Informing the practice of a novice counsellor by adapting the miracle question for New Zealand youth.
Degree GrantorUniversity of Canterbury
Degree NameMaster of Counselling
This thesis is a story of part of my journey as a novice counsellor, engaging with the miracle question sequence, a tool of Solution-Focused Brief Therapy (SFBT). The original miracle question, developed by Steve de Shazer, Insoo Kim Berg and their colleagues, was intended to help a client shift from being ‘stuck’ to feeling enabled to move forward (de Jong and Berg, 2013).
The aim of this study was to capture the development of the miracle question sequence of Solution-Focused Brief Therapy with young people in Aotearoa/New Zealand. Five young people volunteered to participate in my reflective research, which involved a counselling session, in which I introduced an adapted miracle question and asked them to complete a Session Rating Scale (Duncan, Miller, Sparks, Johnson, 2003). I also asked them to comment on the adapted miracle question. These counselling sessions were videoed and analysed with a particular focus on participants’ shaping and articulation of the miracle question sequence. Through a qualitative interpretive analysis, I was able to retrieve rich data that exemplified the co-construction in which the participants and myself engaged. Clients also said that they enjoyed using the adapted miracle question, felt heard and liked thinking about their future and preferred future in a novel way.

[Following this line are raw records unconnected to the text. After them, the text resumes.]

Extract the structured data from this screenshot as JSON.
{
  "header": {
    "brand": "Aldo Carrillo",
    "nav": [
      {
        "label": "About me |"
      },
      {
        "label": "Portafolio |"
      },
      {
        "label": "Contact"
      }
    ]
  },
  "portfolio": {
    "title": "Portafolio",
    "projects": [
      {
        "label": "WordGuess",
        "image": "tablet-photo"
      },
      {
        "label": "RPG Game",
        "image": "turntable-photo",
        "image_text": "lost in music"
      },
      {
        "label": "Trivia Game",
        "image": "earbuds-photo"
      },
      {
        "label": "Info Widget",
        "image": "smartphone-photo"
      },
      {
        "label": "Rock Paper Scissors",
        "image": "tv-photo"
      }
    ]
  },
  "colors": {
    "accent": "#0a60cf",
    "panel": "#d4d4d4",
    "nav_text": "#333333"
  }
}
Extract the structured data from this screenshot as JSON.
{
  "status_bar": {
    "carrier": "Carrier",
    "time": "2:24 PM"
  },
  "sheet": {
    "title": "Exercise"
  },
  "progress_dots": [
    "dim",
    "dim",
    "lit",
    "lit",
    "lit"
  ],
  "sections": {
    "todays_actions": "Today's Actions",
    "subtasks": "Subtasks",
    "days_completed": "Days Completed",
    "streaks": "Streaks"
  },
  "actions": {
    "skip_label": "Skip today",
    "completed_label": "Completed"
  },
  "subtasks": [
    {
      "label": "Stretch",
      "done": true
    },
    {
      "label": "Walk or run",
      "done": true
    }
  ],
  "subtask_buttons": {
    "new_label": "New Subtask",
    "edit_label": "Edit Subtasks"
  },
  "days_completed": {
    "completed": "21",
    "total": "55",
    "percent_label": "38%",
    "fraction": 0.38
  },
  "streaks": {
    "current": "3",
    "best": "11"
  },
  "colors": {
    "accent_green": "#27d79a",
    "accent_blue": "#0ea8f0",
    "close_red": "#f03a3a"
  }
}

Through further reflection on the analysis I was able to describe some key elements of this co-construction that have informed my practice with the miracle question. Further, I discuss this with respect to the vulnerabilities of a novice counsellor when she/he feels ‘stuck’. Implications for other counsellors are also considered.